▶ Work instructions:
Examine each line of the data. Copy those that contain the string "dashboard".

[App and web page records]
------------------------------------------------------------

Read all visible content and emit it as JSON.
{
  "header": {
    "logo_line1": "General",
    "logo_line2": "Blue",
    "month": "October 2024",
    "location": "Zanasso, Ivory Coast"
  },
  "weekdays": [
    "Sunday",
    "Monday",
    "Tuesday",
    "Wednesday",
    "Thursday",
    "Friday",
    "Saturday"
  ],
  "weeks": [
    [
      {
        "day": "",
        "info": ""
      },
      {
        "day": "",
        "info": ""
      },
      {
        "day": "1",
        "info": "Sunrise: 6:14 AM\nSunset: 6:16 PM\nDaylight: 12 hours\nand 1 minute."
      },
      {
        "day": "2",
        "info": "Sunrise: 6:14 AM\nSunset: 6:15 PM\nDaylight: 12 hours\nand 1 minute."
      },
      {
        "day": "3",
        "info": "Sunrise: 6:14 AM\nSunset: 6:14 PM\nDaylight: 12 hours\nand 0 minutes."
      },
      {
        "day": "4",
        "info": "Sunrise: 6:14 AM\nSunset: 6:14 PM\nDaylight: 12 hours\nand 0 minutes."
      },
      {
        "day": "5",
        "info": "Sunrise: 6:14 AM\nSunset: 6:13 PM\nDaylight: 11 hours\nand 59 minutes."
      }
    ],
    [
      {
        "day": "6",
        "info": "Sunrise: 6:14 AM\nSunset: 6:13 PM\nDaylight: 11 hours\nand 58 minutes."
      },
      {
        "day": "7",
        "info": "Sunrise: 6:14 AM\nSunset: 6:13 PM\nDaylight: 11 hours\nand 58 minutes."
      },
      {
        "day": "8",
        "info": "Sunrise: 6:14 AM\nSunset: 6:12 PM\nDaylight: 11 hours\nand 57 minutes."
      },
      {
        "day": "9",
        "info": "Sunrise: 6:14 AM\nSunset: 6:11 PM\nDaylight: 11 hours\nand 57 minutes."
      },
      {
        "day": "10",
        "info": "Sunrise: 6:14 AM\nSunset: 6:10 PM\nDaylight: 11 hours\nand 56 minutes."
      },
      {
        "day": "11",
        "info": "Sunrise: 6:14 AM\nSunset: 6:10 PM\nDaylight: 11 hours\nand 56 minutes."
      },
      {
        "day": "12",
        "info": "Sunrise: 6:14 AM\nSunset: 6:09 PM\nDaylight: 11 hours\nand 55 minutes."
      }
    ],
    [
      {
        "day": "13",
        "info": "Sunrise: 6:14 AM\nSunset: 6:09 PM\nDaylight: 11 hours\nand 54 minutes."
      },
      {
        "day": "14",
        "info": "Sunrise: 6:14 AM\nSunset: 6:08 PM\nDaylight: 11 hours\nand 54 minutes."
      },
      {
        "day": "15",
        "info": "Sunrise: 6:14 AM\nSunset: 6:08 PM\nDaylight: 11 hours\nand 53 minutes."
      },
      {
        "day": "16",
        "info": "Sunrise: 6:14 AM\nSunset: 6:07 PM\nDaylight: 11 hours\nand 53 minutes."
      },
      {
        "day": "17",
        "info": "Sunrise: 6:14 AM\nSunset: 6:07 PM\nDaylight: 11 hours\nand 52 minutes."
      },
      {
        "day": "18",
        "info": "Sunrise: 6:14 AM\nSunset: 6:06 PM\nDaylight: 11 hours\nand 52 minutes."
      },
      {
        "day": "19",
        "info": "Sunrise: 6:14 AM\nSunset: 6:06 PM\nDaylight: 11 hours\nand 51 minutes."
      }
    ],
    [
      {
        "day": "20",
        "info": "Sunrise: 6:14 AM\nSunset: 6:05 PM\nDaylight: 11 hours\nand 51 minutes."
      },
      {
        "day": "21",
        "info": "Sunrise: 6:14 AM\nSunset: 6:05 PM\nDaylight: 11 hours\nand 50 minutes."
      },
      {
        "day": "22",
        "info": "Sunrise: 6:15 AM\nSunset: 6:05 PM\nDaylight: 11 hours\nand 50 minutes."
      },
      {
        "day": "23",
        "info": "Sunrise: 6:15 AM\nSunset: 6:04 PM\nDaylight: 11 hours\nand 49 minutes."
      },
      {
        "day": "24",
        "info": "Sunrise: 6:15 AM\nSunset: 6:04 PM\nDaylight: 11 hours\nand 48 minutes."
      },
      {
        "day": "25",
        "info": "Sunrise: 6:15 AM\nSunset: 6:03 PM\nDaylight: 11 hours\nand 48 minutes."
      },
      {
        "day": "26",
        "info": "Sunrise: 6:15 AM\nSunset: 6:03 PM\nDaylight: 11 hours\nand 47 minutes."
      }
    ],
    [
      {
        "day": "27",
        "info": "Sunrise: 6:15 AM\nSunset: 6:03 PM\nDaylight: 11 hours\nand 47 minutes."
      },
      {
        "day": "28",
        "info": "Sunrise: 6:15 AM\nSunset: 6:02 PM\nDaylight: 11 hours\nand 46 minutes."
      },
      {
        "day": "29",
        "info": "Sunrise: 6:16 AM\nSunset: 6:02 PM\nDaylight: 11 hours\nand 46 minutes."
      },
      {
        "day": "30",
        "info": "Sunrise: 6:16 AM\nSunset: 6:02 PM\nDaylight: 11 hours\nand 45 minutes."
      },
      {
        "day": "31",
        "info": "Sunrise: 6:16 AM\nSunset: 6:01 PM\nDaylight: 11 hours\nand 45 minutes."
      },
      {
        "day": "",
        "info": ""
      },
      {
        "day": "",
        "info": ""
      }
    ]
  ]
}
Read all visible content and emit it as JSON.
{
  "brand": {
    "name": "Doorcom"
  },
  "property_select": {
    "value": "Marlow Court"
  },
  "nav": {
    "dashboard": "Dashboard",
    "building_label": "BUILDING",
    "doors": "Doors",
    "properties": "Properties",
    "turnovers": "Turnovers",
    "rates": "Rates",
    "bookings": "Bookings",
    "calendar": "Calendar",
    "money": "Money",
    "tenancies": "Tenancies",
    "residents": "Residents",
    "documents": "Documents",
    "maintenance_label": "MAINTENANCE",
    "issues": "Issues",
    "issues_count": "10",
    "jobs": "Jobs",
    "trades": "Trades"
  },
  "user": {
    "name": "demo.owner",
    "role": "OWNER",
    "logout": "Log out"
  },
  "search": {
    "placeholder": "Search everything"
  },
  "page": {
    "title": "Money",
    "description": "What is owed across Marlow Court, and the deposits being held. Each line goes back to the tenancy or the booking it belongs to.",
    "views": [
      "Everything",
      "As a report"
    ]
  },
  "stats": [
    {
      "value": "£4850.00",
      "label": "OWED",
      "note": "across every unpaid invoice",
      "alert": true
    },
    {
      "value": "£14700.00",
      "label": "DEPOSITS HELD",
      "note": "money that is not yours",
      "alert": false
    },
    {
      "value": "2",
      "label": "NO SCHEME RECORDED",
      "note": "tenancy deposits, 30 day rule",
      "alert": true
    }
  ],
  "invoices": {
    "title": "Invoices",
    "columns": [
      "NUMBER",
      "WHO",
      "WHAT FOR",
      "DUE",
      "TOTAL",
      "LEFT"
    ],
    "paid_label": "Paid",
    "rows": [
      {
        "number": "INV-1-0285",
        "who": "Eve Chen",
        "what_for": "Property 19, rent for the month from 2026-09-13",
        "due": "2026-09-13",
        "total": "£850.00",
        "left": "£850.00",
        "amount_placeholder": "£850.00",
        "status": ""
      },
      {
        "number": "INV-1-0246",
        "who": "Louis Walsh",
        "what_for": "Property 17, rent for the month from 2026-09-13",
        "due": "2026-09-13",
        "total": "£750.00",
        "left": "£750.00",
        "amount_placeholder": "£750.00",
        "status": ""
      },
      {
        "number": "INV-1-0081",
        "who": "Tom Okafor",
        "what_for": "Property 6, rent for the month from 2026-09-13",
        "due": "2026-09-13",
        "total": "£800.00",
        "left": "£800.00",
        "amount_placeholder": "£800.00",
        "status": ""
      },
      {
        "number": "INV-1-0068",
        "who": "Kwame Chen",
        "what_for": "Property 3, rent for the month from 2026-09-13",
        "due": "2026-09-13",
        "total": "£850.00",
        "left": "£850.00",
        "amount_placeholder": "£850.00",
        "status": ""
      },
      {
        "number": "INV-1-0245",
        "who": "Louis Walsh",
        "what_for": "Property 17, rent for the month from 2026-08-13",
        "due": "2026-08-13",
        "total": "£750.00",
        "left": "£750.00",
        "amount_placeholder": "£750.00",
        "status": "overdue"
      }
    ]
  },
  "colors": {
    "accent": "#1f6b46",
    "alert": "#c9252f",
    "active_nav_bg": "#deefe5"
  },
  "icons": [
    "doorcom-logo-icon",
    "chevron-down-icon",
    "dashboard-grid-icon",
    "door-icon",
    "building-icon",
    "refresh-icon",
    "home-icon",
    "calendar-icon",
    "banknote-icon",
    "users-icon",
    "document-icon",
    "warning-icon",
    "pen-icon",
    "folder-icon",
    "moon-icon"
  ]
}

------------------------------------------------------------

▶ Completed task:
    "dashboard": "Dashboard",
    "dashboard-grid-icon",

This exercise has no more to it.